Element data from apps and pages
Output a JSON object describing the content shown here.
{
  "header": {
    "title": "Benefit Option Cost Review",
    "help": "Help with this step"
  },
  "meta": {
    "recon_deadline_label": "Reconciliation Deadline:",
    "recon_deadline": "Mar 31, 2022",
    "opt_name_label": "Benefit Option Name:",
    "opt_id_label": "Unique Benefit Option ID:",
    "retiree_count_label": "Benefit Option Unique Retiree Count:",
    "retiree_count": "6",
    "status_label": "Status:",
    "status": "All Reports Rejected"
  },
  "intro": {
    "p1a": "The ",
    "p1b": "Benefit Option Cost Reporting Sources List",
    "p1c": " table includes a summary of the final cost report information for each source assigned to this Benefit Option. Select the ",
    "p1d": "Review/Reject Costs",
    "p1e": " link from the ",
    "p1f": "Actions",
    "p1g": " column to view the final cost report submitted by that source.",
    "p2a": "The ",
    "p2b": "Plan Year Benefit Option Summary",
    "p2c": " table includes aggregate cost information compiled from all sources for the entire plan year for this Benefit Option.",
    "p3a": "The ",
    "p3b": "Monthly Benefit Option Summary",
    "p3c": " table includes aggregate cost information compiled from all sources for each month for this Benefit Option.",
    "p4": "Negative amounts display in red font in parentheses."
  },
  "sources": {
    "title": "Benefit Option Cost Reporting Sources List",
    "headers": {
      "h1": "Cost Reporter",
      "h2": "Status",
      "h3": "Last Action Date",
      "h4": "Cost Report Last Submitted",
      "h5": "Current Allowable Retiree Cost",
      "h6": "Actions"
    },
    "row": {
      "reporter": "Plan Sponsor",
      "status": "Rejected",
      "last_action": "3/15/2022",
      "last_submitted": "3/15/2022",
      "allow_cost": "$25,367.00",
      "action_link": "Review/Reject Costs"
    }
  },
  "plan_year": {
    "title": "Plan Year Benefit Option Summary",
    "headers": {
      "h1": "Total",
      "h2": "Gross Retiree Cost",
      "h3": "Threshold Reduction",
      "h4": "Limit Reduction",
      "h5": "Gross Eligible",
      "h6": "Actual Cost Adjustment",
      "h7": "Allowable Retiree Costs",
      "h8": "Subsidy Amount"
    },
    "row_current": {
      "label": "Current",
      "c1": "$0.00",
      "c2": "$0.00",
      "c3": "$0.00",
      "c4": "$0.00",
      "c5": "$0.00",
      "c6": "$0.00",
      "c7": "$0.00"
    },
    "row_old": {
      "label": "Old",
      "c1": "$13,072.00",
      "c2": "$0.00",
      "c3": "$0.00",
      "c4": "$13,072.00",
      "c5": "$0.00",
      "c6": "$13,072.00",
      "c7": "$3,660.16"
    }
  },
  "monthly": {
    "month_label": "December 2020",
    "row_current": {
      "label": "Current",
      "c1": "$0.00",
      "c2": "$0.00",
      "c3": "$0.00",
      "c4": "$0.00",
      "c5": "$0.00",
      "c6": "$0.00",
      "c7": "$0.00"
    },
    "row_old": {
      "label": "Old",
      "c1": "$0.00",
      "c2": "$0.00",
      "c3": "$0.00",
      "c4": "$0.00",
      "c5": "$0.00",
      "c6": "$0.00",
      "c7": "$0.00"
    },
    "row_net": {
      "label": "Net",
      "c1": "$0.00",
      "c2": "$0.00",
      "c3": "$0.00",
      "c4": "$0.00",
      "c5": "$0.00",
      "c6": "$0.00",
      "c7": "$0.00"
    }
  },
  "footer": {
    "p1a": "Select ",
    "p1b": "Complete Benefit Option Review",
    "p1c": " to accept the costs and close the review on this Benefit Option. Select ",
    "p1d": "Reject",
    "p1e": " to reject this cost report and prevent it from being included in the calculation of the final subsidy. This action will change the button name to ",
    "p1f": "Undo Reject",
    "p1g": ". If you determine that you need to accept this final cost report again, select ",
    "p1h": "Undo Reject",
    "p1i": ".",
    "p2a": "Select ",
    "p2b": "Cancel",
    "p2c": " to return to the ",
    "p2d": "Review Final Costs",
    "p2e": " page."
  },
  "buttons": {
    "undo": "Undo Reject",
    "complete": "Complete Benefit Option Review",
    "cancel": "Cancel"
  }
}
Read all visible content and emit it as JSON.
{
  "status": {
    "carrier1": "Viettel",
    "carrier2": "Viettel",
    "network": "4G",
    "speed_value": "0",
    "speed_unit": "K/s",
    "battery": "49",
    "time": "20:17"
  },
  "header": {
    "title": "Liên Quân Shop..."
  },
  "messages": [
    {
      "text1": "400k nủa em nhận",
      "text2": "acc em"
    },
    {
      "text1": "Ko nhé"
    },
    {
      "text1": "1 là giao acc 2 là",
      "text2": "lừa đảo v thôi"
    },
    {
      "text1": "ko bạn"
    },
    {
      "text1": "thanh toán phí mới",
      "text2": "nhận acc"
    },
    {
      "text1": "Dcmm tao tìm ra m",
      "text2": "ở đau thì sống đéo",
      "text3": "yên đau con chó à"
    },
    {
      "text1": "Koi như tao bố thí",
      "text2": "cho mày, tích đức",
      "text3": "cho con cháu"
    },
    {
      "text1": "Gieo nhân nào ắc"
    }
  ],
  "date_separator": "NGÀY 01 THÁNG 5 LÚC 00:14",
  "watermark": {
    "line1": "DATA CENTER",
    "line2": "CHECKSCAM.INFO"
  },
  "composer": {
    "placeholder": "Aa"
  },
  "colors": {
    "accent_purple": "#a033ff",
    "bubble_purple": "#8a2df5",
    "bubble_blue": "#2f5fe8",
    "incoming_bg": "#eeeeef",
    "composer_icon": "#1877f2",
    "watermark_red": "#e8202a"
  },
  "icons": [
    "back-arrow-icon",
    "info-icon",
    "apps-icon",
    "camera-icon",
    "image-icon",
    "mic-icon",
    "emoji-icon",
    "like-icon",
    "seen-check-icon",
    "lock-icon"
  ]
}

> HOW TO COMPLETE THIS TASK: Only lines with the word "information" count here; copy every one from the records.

> EXERCISE SOLUTION:
    "p1c": " table includes a summary of the final cost report information for each source assigned to this Benefit Option. Select the ",
    "p2c": " table includes aggregate cost information compiled from all sources for the entire plan year for this Benefit Option.",
    "p3c": " table includes aggregate cost information compiled from all sources for each month for this Benefit Option.",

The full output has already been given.